Required work:
Report every line below that has the string "BANK" in it.

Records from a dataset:
◆ ◆ ◆ ◆ ◆
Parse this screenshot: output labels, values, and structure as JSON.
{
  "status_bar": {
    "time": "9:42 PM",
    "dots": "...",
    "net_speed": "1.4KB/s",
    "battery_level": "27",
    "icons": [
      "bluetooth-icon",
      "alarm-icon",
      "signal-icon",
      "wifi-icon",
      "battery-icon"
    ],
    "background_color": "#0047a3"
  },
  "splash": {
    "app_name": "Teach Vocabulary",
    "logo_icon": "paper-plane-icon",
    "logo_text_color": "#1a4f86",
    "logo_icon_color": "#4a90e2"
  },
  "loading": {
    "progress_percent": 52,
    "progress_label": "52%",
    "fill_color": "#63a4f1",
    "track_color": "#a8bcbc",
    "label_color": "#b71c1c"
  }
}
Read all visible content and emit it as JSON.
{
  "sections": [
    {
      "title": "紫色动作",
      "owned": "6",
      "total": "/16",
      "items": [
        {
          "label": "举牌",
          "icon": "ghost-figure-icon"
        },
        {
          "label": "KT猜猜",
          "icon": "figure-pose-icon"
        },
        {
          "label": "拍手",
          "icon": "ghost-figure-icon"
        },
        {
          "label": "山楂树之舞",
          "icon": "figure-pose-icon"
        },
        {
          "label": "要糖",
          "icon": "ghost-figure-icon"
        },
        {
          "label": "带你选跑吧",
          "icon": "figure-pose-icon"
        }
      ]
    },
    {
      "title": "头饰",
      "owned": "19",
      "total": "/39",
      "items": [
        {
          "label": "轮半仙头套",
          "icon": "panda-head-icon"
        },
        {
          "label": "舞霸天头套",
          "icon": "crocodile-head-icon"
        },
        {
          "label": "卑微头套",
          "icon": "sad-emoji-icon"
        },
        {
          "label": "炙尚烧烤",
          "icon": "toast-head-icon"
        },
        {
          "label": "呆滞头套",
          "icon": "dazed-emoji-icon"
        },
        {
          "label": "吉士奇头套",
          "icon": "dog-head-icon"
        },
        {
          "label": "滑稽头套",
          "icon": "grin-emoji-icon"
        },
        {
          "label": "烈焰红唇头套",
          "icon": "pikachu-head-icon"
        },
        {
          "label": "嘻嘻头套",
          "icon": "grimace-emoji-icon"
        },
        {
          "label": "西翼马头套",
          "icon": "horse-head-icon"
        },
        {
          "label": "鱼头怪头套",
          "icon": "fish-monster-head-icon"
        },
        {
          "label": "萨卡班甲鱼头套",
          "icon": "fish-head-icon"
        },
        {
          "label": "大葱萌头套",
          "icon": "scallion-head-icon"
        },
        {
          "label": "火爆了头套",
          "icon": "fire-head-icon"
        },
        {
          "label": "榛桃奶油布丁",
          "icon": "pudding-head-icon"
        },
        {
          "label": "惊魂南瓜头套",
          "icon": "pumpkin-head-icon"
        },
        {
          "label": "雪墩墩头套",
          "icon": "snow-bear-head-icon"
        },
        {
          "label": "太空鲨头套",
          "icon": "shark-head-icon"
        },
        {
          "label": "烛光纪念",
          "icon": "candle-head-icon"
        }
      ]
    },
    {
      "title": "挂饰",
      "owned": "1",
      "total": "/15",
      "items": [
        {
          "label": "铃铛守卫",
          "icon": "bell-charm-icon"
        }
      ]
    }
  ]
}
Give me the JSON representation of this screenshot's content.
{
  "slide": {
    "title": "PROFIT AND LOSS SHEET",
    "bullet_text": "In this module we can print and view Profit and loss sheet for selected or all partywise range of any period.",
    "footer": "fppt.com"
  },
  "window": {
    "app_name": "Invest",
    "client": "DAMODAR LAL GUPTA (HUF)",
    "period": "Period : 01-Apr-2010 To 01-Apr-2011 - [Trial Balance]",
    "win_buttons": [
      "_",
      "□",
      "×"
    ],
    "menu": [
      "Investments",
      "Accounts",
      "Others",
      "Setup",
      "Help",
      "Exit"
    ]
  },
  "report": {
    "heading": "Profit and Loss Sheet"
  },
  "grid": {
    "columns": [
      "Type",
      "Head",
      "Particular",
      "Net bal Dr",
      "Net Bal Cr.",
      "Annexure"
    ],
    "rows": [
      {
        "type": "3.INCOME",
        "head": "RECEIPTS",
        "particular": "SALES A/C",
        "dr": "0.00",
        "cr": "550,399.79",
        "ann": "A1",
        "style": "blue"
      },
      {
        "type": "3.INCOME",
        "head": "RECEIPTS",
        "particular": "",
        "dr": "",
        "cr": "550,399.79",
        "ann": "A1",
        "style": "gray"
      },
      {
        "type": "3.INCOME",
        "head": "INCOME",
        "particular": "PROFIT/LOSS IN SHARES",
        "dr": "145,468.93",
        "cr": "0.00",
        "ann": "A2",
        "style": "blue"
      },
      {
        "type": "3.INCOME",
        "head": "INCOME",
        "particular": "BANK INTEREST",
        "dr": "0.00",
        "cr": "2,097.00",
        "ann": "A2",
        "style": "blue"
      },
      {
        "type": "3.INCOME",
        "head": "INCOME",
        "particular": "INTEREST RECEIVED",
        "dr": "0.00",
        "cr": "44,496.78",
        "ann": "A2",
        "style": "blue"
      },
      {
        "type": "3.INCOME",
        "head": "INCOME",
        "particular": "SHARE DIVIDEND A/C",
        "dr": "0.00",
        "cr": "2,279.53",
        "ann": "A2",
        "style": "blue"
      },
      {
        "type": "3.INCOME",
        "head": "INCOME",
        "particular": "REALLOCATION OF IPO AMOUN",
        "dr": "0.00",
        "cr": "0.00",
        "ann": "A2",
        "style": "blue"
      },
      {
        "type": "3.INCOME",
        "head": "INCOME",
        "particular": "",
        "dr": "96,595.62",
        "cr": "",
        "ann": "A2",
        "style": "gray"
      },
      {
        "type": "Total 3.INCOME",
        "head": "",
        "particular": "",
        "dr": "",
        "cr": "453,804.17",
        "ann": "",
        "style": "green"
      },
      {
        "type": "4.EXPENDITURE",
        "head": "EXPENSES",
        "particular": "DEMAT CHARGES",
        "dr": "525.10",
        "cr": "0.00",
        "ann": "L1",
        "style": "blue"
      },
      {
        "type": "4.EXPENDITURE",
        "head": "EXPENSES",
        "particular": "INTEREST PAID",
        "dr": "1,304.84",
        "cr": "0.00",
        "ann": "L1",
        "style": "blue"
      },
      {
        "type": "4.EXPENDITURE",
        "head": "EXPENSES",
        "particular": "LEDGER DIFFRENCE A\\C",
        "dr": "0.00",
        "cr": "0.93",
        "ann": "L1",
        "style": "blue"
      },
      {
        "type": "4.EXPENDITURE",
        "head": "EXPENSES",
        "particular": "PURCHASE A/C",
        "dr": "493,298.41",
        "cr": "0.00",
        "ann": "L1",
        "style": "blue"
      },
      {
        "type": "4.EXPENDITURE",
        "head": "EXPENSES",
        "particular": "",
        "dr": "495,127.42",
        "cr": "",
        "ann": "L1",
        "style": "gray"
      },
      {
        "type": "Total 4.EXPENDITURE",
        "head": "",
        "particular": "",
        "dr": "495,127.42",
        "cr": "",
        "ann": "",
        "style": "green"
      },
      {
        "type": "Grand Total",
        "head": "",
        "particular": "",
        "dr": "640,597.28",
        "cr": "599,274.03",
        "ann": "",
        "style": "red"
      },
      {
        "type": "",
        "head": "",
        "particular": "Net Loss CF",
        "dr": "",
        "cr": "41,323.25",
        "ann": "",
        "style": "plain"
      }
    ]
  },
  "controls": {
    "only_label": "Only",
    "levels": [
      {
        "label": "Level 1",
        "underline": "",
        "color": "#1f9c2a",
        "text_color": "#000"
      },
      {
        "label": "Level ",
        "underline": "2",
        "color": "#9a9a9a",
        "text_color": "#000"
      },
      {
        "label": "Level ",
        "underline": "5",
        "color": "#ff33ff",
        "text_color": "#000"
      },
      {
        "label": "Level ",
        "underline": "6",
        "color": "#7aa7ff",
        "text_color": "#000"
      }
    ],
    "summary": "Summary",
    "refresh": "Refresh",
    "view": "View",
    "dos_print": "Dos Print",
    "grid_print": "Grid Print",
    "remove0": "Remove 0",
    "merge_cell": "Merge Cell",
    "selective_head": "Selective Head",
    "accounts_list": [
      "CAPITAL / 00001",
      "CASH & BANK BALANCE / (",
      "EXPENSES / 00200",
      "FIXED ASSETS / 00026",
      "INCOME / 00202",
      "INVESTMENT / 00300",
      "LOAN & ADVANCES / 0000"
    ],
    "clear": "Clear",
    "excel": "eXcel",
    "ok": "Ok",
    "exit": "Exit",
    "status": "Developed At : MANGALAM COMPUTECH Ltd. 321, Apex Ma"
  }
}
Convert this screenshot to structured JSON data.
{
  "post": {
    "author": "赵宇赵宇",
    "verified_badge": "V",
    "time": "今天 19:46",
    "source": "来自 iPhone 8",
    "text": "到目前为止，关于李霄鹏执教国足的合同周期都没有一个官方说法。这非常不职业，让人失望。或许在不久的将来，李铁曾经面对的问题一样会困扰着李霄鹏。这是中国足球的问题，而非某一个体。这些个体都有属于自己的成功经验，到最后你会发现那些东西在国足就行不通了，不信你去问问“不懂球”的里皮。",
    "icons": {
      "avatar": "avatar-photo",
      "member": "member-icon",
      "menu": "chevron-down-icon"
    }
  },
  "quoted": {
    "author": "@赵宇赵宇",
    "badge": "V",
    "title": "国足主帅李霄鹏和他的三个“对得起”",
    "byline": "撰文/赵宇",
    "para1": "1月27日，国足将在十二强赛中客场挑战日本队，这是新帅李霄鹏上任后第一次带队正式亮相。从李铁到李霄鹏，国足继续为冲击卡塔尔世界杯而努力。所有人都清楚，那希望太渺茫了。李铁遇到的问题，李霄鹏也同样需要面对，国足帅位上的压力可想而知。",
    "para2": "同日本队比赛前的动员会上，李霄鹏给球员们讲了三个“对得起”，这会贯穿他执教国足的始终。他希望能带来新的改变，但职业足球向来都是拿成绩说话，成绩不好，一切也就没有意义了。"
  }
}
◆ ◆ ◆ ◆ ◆
Task solution:
        "particular": "BANK INTEREST",
      "CASH & BANK BALANCE / (",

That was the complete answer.